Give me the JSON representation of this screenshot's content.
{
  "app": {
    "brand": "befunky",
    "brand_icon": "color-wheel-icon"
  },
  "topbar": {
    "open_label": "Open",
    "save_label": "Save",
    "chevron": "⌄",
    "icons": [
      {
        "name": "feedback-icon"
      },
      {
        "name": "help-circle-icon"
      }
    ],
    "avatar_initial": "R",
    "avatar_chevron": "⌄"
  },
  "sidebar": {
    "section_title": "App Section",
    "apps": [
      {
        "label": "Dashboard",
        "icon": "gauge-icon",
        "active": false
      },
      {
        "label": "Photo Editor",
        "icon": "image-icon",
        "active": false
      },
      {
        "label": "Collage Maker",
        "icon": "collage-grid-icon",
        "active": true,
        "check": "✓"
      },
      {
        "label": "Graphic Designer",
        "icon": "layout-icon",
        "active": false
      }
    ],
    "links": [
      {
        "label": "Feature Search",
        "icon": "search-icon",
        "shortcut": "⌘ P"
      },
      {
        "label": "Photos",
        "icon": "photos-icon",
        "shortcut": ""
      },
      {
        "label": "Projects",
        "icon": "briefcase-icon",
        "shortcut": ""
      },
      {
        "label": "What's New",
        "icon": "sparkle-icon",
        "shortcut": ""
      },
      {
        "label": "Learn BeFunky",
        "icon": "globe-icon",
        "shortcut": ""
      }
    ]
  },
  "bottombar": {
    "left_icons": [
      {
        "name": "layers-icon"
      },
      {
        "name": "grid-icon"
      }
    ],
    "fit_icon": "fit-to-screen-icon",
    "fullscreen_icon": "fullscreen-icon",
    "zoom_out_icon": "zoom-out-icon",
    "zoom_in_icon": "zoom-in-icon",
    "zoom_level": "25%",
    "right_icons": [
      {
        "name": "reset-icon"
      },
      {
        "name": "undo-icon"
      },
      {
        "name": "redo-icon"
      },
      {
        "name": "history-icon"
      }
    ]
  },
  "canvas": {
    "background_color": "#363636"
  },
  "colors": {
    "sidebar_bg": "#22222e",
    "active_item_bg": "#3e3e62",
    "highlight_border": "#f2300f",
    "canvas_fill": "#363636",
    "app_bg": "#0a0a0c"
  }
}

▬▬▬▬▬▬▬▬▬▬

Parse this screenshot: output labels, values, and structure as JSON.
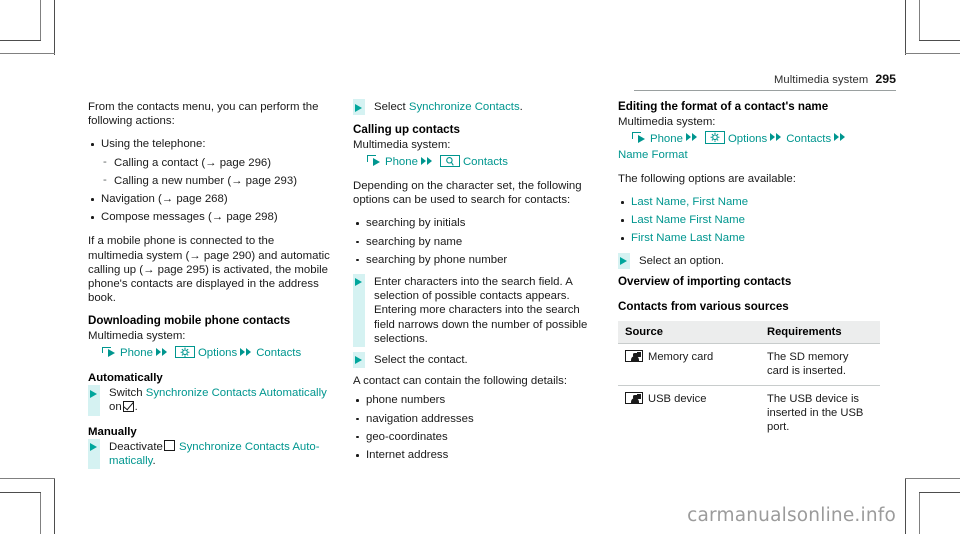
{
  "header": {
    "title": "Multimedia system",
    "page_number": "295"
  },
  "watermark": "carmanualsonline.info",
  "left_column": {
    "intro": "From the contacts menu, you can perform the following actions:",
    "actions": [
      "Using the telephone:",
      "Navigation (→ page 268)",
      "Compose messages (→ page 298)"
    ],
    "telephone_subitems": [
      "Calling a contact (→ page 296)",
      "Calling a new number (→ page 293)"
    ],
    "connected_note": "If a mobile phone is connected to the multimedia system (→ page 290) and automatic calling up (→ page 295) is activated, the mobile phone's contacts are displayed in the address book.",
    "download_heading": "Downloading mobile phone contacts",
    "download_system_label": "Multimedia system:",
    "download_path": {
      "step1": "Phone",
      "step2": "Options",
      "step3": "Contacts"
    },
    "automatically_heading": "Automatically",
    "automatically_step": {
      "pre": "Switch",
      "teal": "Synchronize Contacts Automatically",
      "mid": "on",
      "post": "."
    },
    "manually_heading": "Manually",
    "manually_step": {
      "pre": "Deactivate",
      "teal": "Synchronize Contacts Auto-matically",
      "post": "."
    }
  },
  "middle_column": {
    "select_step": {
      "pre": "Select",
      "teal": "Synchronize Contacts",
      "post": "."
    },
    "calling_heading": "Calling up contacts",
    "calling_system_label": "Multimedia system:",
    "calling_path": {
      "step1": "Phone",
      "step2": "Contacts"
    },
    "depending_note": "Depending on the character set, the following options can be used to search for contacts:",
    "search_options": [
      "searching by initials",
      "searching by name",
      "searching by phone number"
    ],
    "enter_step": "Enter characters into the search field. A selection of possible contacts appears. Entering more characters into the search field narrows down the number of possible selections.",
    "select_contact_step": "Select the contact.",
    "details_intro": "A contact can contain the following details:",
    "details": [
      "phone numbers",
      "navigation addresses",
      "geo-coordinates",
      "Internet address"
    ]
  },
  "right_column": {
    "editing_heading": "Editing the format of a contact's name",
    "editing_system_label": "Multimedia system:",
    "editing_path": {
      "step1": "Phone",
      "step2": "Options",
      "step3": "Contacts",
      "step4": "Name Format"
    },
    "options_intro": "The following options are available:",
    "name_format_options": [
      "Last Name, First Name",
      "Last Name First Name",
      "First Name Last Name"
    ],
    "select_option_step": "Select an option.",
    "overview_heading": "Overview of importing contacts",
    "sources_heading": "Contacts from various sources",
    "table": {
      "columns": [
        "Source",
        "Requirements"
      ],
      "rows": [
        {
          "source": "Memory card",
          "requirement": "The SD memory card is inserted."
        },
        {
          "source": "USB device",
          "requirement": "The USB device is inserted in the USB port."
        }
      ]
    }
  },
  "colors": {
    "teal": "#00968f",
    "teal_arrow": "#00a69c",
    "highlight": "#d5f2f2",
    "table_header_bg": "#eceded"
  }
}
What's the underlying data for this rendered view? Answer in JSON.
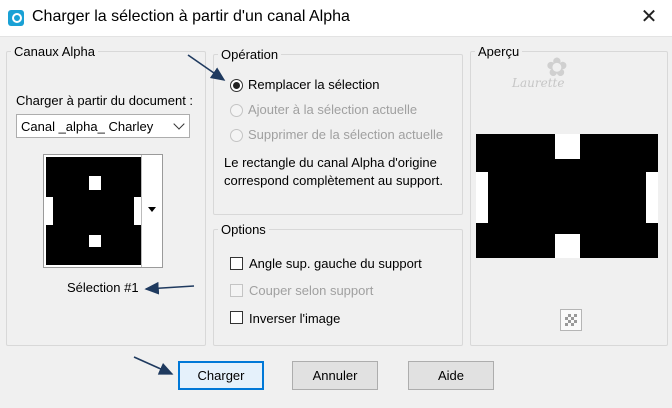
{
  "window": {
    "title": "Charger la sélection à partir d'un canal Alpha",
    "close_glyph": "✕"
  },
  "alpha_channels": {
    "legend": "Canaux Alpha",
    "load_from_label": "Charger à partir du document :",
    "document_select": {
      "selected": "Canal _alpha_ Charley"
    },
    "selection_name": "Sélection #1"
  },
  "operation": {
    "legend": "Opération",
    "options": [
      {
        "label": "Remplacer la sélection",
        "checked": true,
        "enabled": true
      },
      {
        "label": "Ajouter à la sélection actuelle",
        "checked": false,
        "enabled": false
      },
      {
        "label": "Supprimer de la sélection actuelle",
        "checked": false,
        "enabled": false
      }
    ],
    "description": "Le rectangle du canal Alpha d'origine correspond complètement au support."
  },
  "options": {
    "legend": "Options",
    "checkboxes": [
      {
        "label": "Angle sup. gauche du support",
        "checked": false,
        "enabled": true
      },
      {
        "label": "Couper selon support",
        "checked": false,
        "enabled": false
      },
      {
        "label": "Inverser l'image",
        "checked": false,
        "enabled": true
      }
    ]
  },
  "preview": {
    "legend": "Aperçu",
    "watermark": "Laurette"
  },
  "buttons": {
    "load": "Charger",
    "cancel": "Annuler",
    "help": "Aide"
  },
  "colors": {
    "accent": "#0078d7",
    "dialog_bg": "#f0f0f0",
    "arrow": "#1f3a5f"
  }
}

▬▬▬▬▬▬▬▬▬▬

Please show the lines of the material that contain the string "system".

    "title": "Multimedia system",
    "connected_note": "If a mobile phone is connected to the multimedia system (→ page 290) and automatic calling up (→ page 295) is activated, the mobile phone's contacts are displayed in the address book.",
    "download_system_label": "Multimedia system:",
    "calling_system_label": "Multimedia system:",
    "editing_system_label": "Multimedia system:",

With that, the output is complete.